  • 32Seite Martin Wirsing Validating Requirements: Quantitative Analysis  Validating the adaptation requirements includes the following steps:  Ensemble simulation  jRESP [see Michele Loreti‘s case study]  or SCELua  Study timing behaviour by abstracting SCEL models to  Continuous-time Markov chains  Ordinary differential equations  Statistical modelchecking  Validate performance model by comparing to simulation and  Validate the adaptation requirements by sensitivity analysis
  • 33Seite Martin Wirsing Sensitivity Analysis for Validating the Adaptation Requirements  Adaptation requirements  Keep area clean (< 300 garbage items) while allowing sleeping time t (e.g. <= 1000) for each robot  Energy consumption lower than predefined threshold  Sensitivity analysis of throughput  where throughput = frequency of returning garbage items to service area Martin Wirsing Model prediction:  Adaptation requirement is satisfied  Maximum allowed rest time (whilst achieving the maintain goal): 1580
  • 34Seite Martin Wirsing Summary  ASCENS is developing a systematic approach for constructing Autonomic Service-Component Ensembles  A few development steps for a simple example  Iterative ensemble lifecycle  Requirements specification with SOTA/GEM  Selection of adaptation patterns  Modeling and reasoning with AGAMEMNON/POEM [case study by Matthias and Annabelle]  Unreliable environment represented as MDP  Learning and reasoning for controlling adaptation  Abstract programming and simulation of adaptive ensembles in SCEL [case study by Michele ] Deployment Feedback DesignRuntime

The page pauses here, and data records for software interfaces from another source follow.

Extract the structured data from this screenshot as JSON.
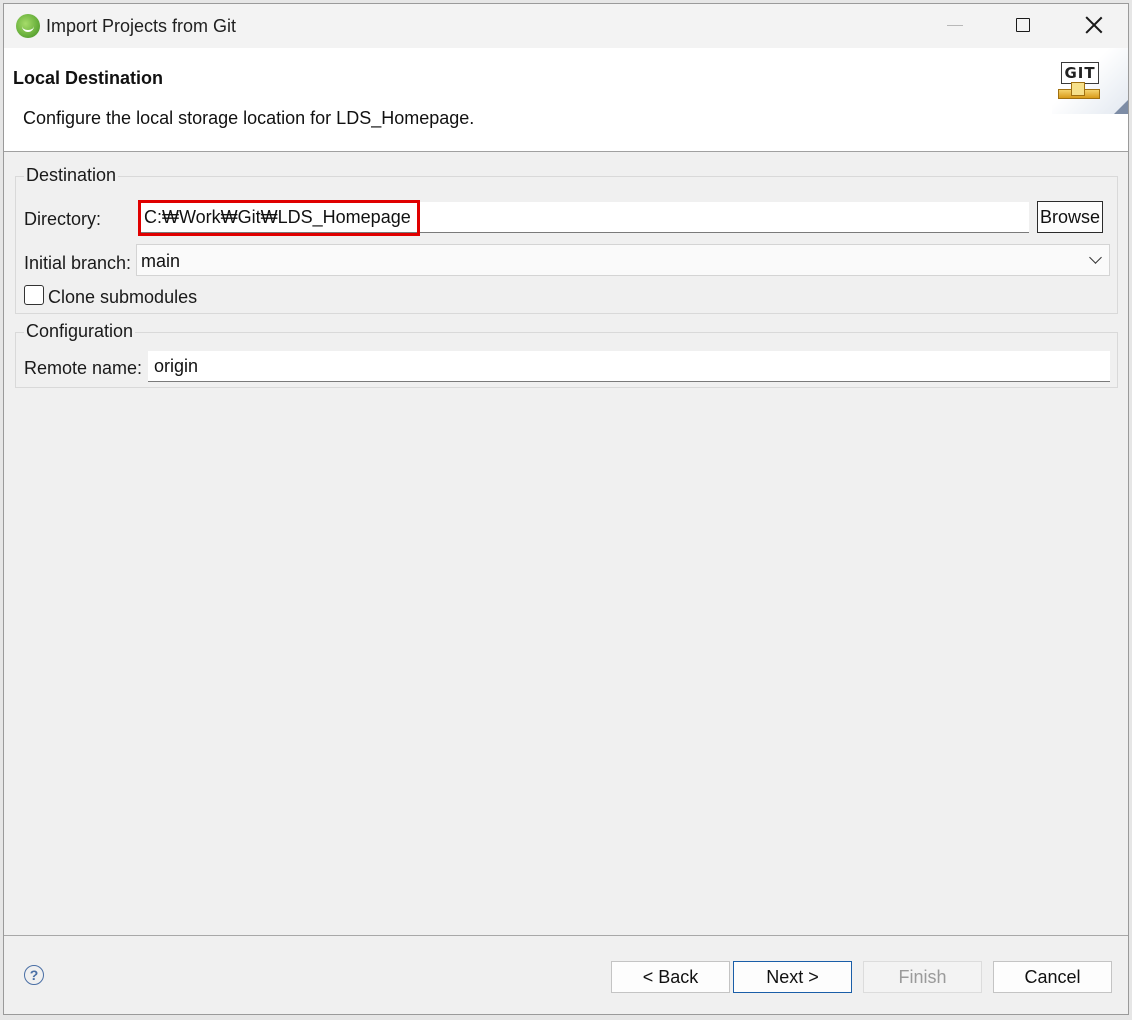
{
  "window": {
    "title": "Import Projects from Git",
    "icon": "spring-leaf-icon"
  },
  "header": {
    "title": "Local Destination",
    "description": "Configure the local storage location for LDS_Homepage.",
    "logo_text": "GIT"
  },
  "destination": {
    "legend": "Destination",
    "directory_label": "Directory:",
    "directory_value": "C:₩Work₩Git₩LDS_Homepage",
    "browse_label": "Browse",
    "branch_label": "Initial branch:",
    "branch_value": "main",
    "clone_submodules_label": "Clone submodules",
    "clone_submodules_checked": false
  },
  "configuration": {
    "legend": "Configuration",
    "remote_name_label": "Remote name:",
    "remote_name_value": "origin"
  },
  "footer": {
    "help_glyph": "?",
    "back_label": "< Back",
    "next_label": "Next >",
    "finish_label": "Finish",
    "cancel_label": "Cancel"
  },
  "colors": {
    "highlight_box": "#e00000",
    "default_button_border": "#1a5ea8"
  }
}
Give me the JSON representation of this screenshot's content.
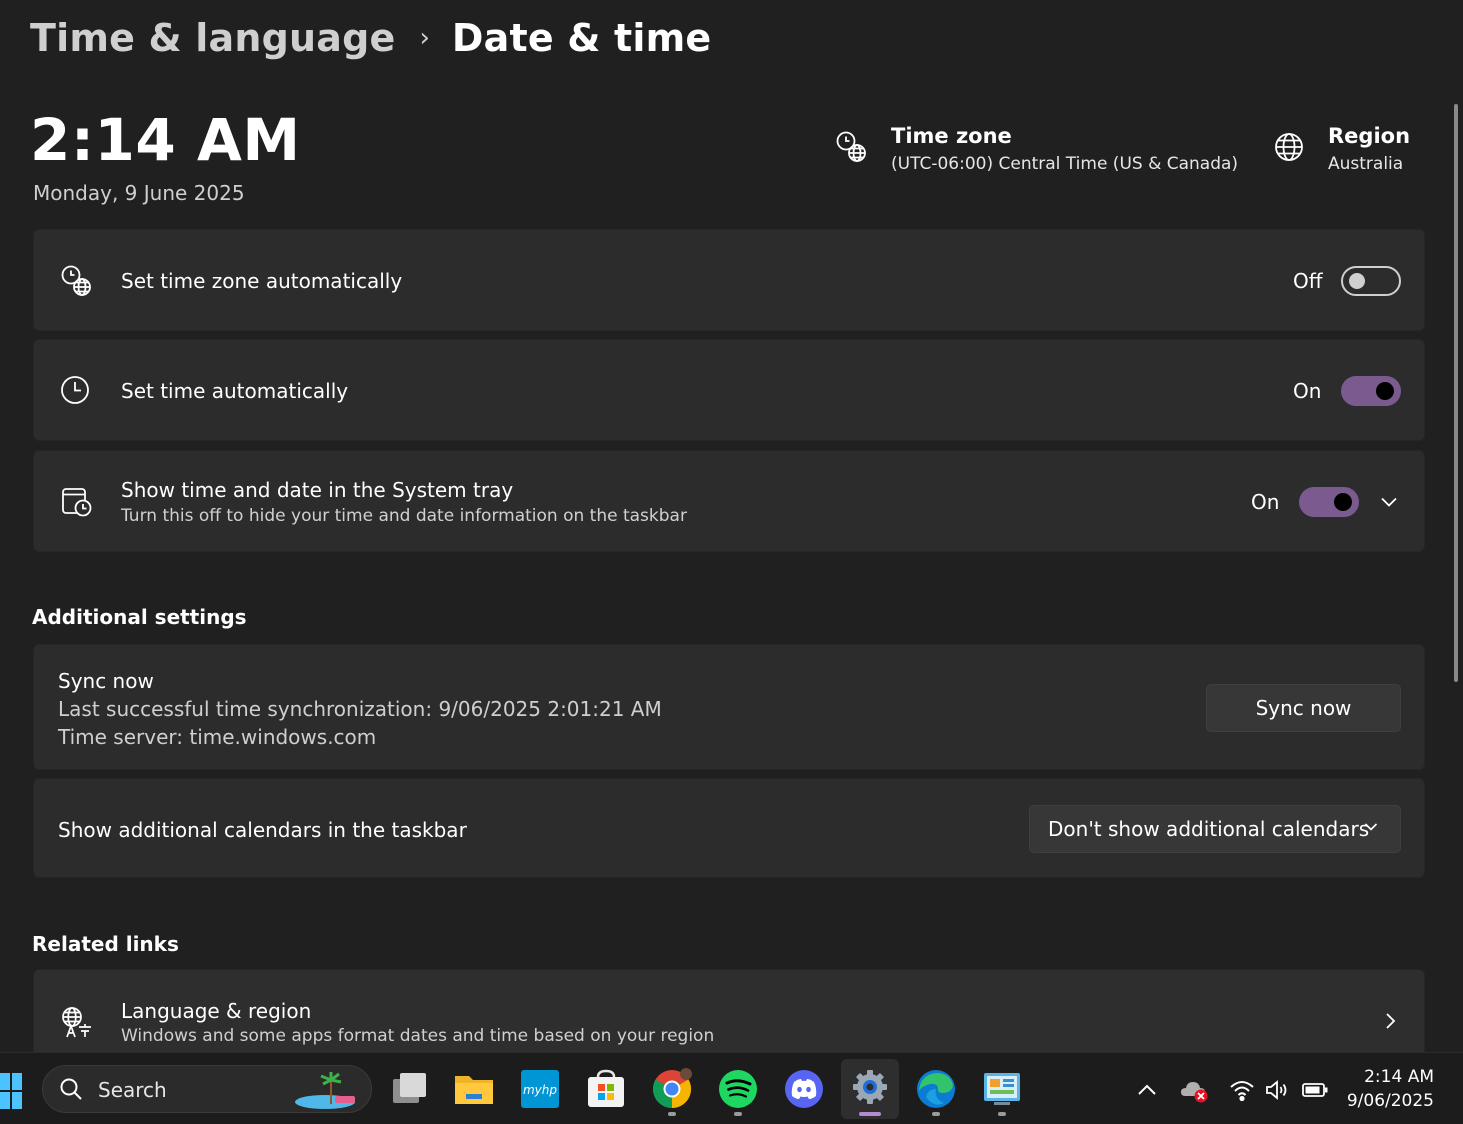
{
  "breadcrumb": {
    "parent": "Time & language",
    "separator": "›",
    "current": "Date & time"
  },
  "clock": {
    "time": "2:14 AM",
    "date": "Monday, 9 June 2025"
  },
  "time_zone": {
    "title": "Time zone",
    "value": "(UTC-06:00) Central Time (US & Canada)",
    "icon": "timezone-globe-icon"
  },
  "region": {
    "title": "Region",
    "value": "Australia",
    "icon": "globe-icon"
  },
  "settings": {
    "set_time_zone_auto": {
      "label": "Set time zone automatically",
      "state": "Off",
      "on": false,
      "icon": "timezone-globe-icon"
    },
    "set_time_auto": {
      "label": "Set time automatically",
      "state": "On",
      "on": true,
      "icon": "clock-icon"
    },
    "show_time_tray": {
      "label": "Show time and date in the System tray",
      "description": "Turn this off to hide your time and date information on the taskbar",
      "state": "On",
      "on": true,
      "icon": "calendar-clock-icon"
    }
  },
  "additional": {
    "title": "Additional settings",
    "sync": {
      "title": "Sync now",
      "last_sync": "Last successful time synchronization: 9/06/2025 2:01:21 AM",
      "server": "Time server: time.windows.com",
      "button": "Sync now"
    },
    "calendars": {
      "label": "Show additional calendars in the taskbar",
      "selected": "Don't show additional calendars"
    }
  },
  "related": {
    "title": "Related links",
    "language_region": {
      "label": "Language & region",
      "description": "Windows and some apps format dates and time based on your region",
      "icon": "language-region-icon"
    }
  },
  "taskbar": {
    "search_label": "Search",
    "apps": [
      "task-view",
      "file-explorer",
      "myhp",
      "microsoft-store",
      "chrome",
      "spotify",
      "discord",
      "settings",
      "edge",
      "control-panel"
    ],
    "tray_time": "2:14 AM",
    "tray_date": "9/06/2025"
  },
  "colors": {
    "background": "#202020",
    "card": "#2c2c2c",
    "accent": "#7b5b8f",
    "taskbar": "#1c1c1c"
  }
}
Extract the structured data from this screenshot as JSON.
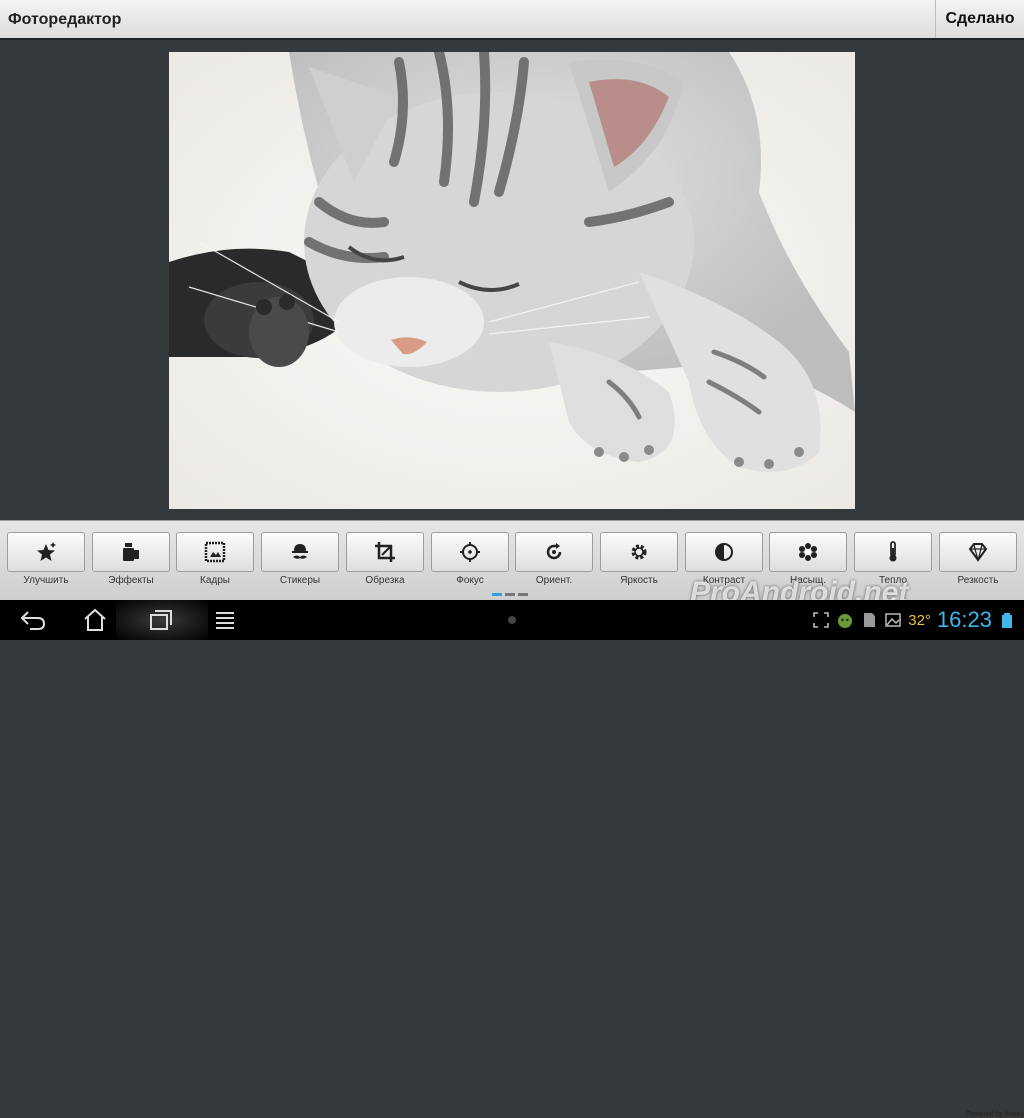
{
  "app": {
    "title": "Фоторедактор",
    "done_label": "Сделано"
  },
  "photo": {
    "subject": "sleeping-cat-photo"
  },
  "tools": [
    {
      "label": "Улучшить",
      "icon": "star-sparkle-icon"
    },
    {
      "label": "Эффекты",
      "icon": "effects-icon"
    },
    {
      "label": "Кадры",
      "icon": "frame-icon"
    },
    {
      "label": "Стикеры",
      "icon": "mustache-hat-icon"
    },
    {
      "label": "Обрезка",
      "icon": "crop-icon"
    },
    {
      "label": "Фокус",
      "icon": "focus-target-icon"
    },
    {
      "label": "Ориент.",
      "icon": "rotate-icon"
    },
    {
      "label": "Яркость",
      "icon": "sun-gear-icon"
    },
    {
      "label": "Контраст",
      "icon": "contrast-icon"
    },
    {
      "label": "Насыщ.",
      "icon": "flower-icon"
    },
    {
      "label": "Тепло",
      "icon": "thermometer-icon"
    },
    {
      "label": "Резкость",
      "icon": "diamond-icon"
    }
  ],
  "pager": {
    "pages": 3,
    "active": 0
  },
  "navbar": {
    "back_icon": "back-icon",
    "home_icon": "home-icon",
    "recents_icon": "recents-icon",
    "menu_icon": "menu-icon"
  },
  "status": {
    "temperature": "32°",
    "time": "16:23"
  },
  "watermark": "ProAndroid.net",
  "powered": "Powered by Aviary",
  "colors": {
    "accent": "#2aa4e0",
    "clock": "#3fb6e8",
    "temp": "#e8c239",
    "background": "#35393c"
  }
}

  • 35Seite Martin Wirsing And More Research  Modeling and formalising ensembles  Knowledge representation and self- awareness  Adaptation and dynamic self-expression patterns and mechanisms.  Correctness, verification, and security of ensembles  Tools and methodologies for designing and developing correct ensembles  Experimentations with case studies